[Start of Attachment]

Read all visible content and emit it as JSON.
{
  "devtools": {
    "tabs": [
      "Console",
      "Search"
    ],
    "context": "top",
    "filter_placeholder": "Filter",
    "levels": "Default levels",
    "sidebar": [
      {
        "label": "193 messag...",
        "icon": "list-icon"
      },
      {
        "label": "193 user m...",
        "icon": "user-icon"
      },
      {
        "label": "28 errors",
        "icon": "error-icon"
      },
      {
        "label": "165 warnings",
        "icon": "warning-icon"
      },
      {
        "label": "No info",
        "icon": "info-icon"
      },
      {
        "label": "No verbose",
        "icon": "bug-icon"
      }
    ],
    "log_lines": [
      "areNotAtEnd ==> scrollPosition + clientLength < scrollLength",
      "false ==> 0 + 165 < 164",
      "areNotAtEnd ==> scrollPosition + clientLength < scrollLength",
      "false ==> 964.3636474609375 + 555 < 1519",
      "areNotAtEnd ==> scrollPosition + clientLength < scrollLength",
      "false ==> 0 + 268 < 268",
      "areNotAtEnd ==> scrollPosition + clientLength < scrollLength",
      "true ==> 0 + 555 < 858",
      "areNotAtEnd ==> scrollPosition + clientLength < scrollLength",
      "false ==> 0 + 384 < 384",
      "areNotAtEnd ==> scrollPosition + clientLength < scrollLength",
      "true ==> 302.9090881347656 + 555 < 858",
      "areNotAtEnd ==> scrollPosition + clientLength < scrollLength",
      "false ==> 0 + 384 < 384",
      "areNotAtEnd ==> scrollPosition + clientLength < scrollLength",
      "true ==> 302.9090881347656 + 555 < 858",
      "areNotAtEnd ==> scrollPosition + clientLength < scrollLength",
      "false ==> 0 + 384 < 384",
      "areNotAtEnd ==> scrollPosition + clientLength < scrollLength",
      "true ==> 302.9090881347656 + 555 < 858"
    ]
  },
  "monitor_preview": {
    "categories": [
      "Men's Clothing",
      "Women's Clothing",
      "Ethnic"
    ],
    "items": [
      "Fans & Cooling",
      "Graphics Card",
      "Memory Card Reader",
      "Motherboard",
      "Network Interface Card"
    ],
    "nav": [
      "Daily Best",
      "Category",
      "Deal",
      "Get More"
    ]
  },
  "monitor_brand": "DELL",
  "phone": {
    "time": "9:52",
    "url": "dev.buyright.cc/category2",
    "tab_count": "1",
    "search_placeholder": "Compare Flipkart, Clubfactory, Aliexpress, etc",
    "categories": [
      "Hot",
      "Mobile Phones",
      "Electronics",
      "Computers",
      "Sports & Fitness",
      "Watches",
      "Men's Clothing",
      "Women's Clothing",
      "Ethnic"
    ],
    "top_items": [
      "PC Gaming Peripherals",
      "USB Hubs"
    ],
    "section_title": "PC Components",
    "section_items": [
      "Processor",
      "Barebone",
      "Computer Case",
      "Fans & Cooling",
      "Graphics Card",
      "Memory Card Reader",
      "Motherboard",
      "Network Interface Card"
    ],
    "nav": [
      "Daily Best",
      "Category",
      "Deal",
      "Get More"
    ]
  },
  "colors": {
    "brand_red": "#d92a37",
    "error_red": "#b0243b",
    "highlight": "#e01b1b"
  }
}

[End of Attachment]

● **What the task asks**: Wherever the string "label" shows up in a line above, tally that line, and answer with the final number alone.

● **Output of the exercise**: 6